|European Classification||B01J20/32, B01D53/62, B01D53/14H6, B01D53/14M|
|Oct 22, 1996||AS||Assignment|
Owner name: UNITED TECHNOLOGIES CORPORATION, CONNECTICUT
Free format text: ASSIGNMENT OF ASSIGNORS INTEREST;ASSIGNORS:BIRBARA, PHILIP J.;PHILBURN, THOMAS P.;NILETTE, TIMOTHY A.;REEL/FRAME:008303/0291
Effective date: 19961016
|Sep 9, 2002||SULP||Surcharge for late payment|
|Sep 9, 2002||FPAY||Fee payment|
Year of fee payment: 4
|Sep 17, 2002||REMI||Maintenance fee reminder mailed|
|Sep 20, 2006||REMI||Maintenance fee reminder mailed|
|Mar 2, 2007||LAPS||Lapse for failure to pay maintenance fees|

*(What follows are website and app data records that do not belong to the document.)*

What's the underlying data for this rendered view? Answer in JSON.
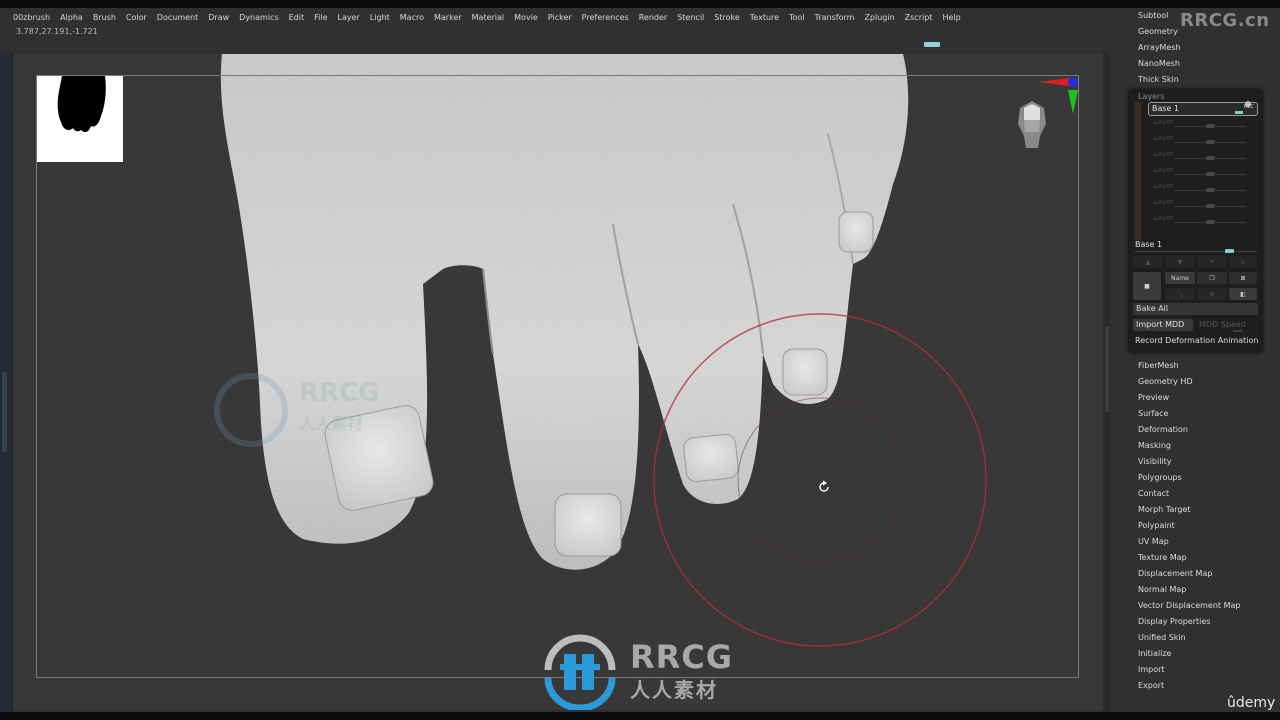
{
  "menubar": {
    "items": [
      "00zbrush",
      "Alpha",
      "Brush",
      "Color",
      "Document",
      "Draw",
      "Dynamics",
      "Edit",
      "File",
      "Layer",
      "Light",
      "Macro",
      "Marker",
      "Material",
      "Movie",
      "Picker",
      "Preferences",
      "Render",
      "Stencil",
      "Stroke",
      "Texture",
      "Tool",
      "Transform",
      "Zplugin",
      "Zscript",
      "Help"
    ]
  },
  "status": {
    "coords": "3.787,27.191,-1.721"
  },
  "tool_panel": {
    "top_items": [
      "Subtool",
      "Geometry",
      "ArrayMesh",
      "NanoMesh",
      "Thick Skin"
    ],
    "layers": {
      "title": "Layers",
      "active_layer": "Base 1",
      "rec_label": "REC",
      "inactive_layers": [
        "Layer",
        "Layer",
        "Layer",
        "Layer",
        "Layer",
        "Layer",
        "Layer"
      ],
      "current_name": "Base 1",
      "name_button": "Name",
      "bake_all": "Bake All",
      "import_mdd": "Import MDD",
      "mdd_speed": "MDD Speed",
      "record_anim": "Record Deformation Animation"
    },
    "bottom_items": [
      "FiberMesh",
      "Geometry HD",
      "Preview",
      "Surface",
      "Deformation",
      "Masking",
      "Visibility",
      "Polygroups",
      "Contact",
      "Morph Target",
      "Polypaint",
      "UV Map",
      "Texture Map",
      "Displacement Map",
      "Normal Map",
      "Vector Displacement Map",
      "Display Properties",
      "Unified Skin",
      "Initialize",
      "Import",
      "Export"
    ]
  },
  "watermarks": {
    "top_right": "RRCG.cn",
    "center_latin": "RRCG",
    "center_cn": "人人素材",
    "udemy": "ûdemy"
  },
  "colors": {
    "accent_cyan": "#7fd0c8",
    "brush_ring": "#b0303c",
    "gizmo_x": "#e02020",
    "gizmo_y": "#20c020",
    "gizmo_z": "#2030e0",
    "watermark_blue": "#2a9ad8"
  },
  "viewport": {
    "model": "sculpted foot (toes close-up)",
    "cursor": "rotate-cursor"
  }
}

|May 1, 2007||FP||Expired due to failure to pay maintenance fee|
Effective date: 20070302